- _Aim of the exercise_
Retype every record that appears below, unchanged.

- _Listed records_
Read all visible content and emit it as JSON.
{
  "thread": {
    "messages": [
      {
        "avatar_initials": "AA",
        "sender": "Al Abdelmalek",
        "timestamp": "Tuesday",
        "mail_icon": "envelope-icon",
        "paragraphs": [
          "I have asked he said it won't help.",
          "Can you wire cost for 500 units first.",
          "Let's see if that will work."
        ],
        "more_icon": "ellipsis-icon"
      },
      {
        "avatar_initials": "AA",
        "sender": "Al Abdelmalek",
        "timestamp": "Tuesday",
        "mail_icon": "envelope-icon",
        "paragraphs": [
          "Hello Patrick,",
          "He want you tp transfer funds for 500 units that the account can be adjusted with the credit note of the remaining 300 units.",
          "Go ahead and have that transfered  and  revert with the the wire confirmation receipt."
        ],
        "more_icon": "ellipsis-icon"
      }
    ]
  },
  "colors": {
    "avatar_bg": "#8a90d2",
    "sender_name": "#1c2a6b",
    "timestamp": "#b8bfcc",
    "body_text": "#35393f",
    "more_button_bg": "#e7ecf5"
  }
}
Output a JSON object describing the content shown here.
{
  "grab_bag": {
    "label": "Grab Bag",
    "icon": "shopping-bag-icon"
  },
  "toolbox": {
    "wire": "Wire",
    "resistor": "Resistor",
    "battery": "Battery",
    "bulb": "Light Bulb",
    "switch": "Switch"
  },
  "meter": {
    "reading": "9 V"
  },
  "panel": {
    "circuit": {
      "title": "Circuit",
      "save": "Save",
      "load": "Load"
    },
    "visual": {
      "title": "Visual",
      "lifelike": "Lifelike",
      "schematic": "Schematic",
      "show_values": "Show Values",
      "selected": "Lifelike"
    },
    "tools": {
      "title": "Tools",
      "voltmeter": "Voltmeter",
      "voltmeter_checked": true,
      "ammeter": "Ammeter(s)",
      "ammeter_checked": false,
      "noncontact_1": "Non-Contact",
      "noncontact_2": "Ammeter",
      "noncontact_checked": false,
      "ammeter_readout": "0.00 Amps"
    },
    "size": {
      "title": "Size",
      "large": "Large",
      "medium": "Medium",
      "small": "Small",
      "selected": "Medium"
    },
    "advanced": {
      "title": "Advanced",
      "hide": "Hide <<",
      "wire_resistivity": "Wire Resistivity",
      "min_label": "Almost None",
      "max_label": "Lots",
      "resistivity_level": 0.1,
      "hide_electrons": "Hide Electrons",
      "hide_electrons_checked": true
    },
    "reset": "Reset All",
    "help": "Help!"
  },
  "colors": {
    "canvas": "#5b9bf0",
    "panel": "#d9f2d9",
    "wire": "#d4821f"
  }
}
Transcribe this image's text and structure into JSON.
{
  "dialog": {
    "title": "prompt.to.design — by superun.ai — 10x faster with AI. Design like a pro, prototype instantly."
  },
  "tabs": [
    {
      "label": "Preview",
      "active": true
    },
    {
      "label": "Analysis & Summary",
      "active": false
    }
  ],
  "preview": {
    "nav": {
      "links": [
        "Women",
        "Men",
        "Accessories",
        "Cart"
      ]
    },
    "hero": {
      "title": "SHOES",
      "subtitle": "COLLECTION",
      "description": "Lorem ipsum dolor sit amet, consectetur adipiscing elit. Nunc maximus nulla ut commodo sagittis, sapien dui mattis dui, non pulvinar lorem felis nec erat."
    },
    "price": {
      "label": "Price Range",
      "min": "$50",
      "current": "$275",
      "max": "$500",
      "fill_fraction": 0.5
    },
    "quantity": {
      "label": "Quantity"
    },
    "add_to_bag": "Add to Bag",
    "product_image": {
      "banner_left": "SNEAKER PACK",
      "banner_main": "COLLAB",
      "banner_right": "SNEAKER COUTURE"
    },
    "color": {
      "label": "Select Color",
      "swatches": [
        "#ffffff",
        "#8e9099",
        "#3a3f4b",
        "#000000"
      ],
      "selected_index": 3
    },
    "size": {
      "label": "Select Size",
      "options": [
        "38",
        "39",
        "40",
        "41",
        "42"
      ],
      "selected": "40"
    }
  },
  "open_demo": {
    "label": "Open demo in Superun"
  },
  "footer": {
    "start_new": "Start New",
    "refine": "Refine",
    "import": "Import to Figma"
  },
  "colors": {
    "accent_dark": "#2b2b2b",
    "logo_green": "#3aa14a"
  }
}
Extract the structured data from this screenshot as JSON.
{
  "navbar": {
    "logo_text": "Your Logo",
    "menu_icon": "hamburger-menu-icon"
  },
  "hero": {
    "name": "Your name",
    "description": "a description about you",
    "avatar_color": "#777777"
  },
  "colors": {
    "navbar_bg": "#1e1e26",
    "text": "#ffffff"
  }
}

- _Written answer_
Read all visible content and emit it as JSON.
{
  "thread": {
    "messages": [
      {
        "avatar_initials": "AA",
        "sender": "Al Abdelmalek",
        "timestamp": "Tuesday",
        "mail_icon": "envelope-icon",
        "paragraphs": [
          "I have asked he said it won't help.",
          "Can you wire cost for 500 units first.",
          "Let's see if that will work."
        ],
        "more_icon": "ellipsis-icon"
      },
      {
        "avatar_initials": "AA",
        "sender": "Al Abdelmalek",
        "timestamp": "Tuesday",
        "mail_icon": "envelope-icon",
        "paragraphs": [
          "Hello Patrick,",
          "He want you tp transfer funds for 500 units that the account can be adjusted with the credit note of the remaining 300 units.",
          "Go ahead and have that transfered  and  revert with the the wire confirmation receipt."
        ],
        "more_icon": "ellipsis-icon"
      }
    ]
  },
  "colors": {
    "avatar_bg": "#8a90d2",
    "sender_name": "#1c2a6b",
    "timestamp": "#b8bfcc",
    "body_text": "#35393f",
    "more_button_bg": "#e7ecf5"
  }
}
Output a JSON object describing the content shown here.
{
  "grab_bag": {
    "label": "Grab Bag",
    "icon": "shopping-bag-icon"
  },
  "toolbox": {
    "wire": "Wire",
    "resistor": "Resistor",
    "battery": "Battery",
    "bulb": "Light Bulb",
    "switch": "Switch"
  },
  "meter": {
    "reading": "9 V"
  },
  "panel": {
    "circuit": {
      "title": "Circuit",
      "save": "Save",
      "load": "Load"
    },
    "visual": {
      "title": "Visual",
      "lifelike": "Lifelike",
      "schematic": "Schematic",
      "show_values": "Show Values",
      "selected": "Lifelike"
    },
    "tools": {
      "title": "Tools",
      "voltmeter": "Voltmeter",
      "voltmeter_checked": true,
      "ammeter": "Ammeter(s)",
      "ammeter_checked": false,
      "noncontact_1": "Non-Contact",
      "noncontact_2": "Ammeter",
      "noncontact_checked": false,
      "ammeter_readout": "0.00 Amps"
    },
    "size": {
      "title": "Size",
      "large": "Large",
      "medium": "Medium",
      "small": "Small",
      "selected": "Medium"
    },
    "advanced": {
      "title": "Advanced",
      "hide": "Hide <<",
      "wire_resistivity": "Wire Resistivity",
      "min_label": "Almost None",
      "max_label": "Lots",
      "resistivity_level": 0.1,
      "hide_electrons": "Hide Electrons",
      "hide_electrons_checked": true
    },
    "reset": "Reset All",
    "help": "Help!"
  },
  "colors": {
    "canvas": "#5b9bf0",
    "panel": "#d9f2d9",
    "wire": "#d4821f"
  }
}
Transcribe this image's text and structure into JSON.
{
  "dialog": {
    "title": "prompt.to.design — by superun.ai — 10x faster with AI. Design like a pro, prototype instantly."
  },
  "tabs": [
    {
      "label": "Preview",
      "active": true
    },
    {
      "label": "Analysis & Summary",
      "active": false
    }
  ],
  "preview": {
    "nav": {
      "links": [
        "Women",
        "Men",
        "Accessories",
        "Cart"
      ]
    },
    "hero": {
      "title": "SHOES",
      "subtitle": "COLLECTION",
      "description": "Lorem ipsum dolor sit amet, consectetur adipiscing elit. Nunc maximus nulla ut commodo sagittis, sapien dui mattis dui, non pulvinar lorem felis nec erat."
    },
    "price": {
      "label": "Price Range",
      "min": "$50",
      "current": "$275",
      "max": "$500",
      "fill_fraction": 0.5
    },
    "quantity": {
      "label": "Quantity"
    },
    "add_to_bag": "Add to Bag",
    "product_image": {
      "banner_left": "SNEAKER PACK",
      "banner_main": "COLLAB",
      "banner_right": "SNEAKER COUTURE"
    },
    "color": {
      "label": "Select Color",
      "swatches": [
        "#ffffff",
        "#8e9099",
        "#3a3f4b",
        "#000000"
      ],
      "selected_index": 3
    },
    "size": {
      "label": "Select Size",
      "options": [
        "38",
        "39",
        "40",
        "41",
        "42"
      ],
      "selected": "40"
    }
  },
  "open_demo": {
    "label": "Open demo in Superun"
  },
  "footer": {
    "start_new": "Start New",
    "refine": "Refine",
    "import": "Import to Figma"
  },
  "colors": {
    "accent_dark": "#2b2b2b",
    "logo_green": "#3aa14a"
  }
}
Extract the structured data from this screenshot as JSON.
{
  "navbar": {
    "logo_text": "Your Logo",
    "menu_icon": "hamburger-menu-icon"
  },
  "hero": {
    "name": "Your name",
    "description": "a description about you",
    "avatar_color": "#777777"
  },
  "colors": {
    "navbar_bg": "#1e1e26",
    "text": "#ffffff"
  }
}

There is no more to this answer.